If you watch JTA’s video of Ahmadinejad’s speech yesterday — and I know at least 6,000 of you did — you’ll hear him make this comment as he began to talk about Israel.
"Following the World War II, they resorted to military aggression to make an entire nation homeless, on the pretext of Jewish sufferings and the …."
At this point, the translator begins to say "and the am- …" and then he seems to get stuck. He picks up the translation at the beginning of the next sentence, where the Iranian president is talking about "migrants" who made the Palestinians homeless and established a racist regime.
Well, according to prepared text of the speech provided by the Iranians before Ahmadinejad’s speech, the sentence should have been: "Following the World War Two, they resorted to military aggression to make an entire nation homeless, on the pretext of Jewish sufferings and the ambiguous and dubious question of holocaust." (Lower-case "h." But who are we to split hairs?)
But according to clarifications we got from the U.N., the line he actually uttered was "on the pretext of Jewish sufferings and the abuse of the question of the holocaust." — indicating Jewish exploitation of the Holocaust.
Why the change? According to the U.N., Secretary-General Ban Ki-moon met with Ahmadinejad before his speech and urged him not to equate Zionism to racism and not to challenge the veracity of the Holocaust. Apparently, the Iranian leader heeded only half that message.
What makes the situation even more interesting, though, is that the change-up apparently threw off the Farsi-to-English translator, so that we — and presumably, all other journalists — never heard the word "Holocaust" even mentioned. Until today, when the U.N. sent out the clarification.
Maria Heuze, a UN spokeswoman, says she has no idea why the translator — who isn’t a UN employee, but was brought in for this occasion — slipped up. Perhaps he was surprised when he saw the European delegates marching out of the room in protest.

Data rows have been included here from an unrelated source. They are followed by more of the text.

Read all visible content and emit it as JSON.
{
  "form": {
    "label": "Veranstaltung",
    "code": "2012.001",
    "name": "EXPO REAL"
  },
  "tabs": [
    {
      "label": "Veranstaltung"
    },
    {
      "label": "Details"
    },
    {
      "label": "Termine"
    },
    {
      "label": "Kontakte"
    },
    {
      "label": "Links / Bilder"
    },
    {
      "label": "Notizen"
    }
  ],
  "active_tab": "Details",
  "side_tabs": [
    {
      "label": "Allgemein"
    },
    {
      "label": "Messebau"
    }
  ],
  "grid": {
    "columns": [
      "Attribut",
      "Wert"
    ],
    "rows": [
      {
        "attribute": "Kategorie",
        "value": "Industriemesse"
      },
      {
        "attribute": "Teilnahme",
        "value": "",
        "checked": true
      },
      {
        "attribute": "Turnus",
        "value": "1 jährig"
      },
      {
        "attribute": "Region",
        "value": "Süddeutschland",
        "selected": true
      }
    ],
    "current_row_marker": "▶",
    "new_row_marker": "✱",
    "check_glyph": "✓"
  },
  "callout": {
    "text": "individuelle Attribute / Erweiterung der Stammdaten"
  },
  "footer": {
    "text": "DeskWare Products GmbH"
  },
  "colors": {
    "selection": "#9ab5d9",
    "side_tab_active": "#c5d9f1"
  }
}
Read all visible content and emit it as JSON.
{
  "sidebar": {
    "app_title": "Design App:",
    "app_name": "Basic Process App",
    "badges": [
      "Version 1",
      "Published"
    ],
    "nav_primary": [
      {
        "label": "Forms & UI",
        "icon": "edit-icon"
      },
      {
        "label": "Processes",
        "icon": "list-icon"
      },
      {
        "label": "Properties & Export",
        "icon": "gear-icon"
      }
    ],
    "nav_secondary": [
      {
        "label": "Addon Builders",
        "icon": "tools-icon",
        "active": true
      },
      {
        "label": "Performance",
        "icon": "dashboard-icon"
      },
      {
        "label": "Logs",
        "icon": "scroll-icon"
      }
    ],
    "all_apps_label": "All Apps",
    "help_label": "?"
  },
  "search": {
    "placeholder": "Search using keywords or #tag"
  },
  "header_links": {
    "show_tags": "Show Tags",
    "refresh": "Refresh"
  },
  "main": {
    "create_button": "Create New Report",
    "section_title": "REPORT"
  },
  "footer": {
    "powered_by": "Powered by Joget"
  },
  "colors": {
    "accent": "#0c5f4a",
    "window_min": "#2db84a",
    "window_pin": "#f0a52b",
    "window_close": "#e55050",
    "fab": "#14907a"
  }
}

Or maybe he was confused by the text, versus what Ahmadinejad was actually saying. “I don’t know what happened to him,” she said. “I’m not in his head.”
At least, that’s the story at present. We think the whole affair seems "ambiguous and dubious."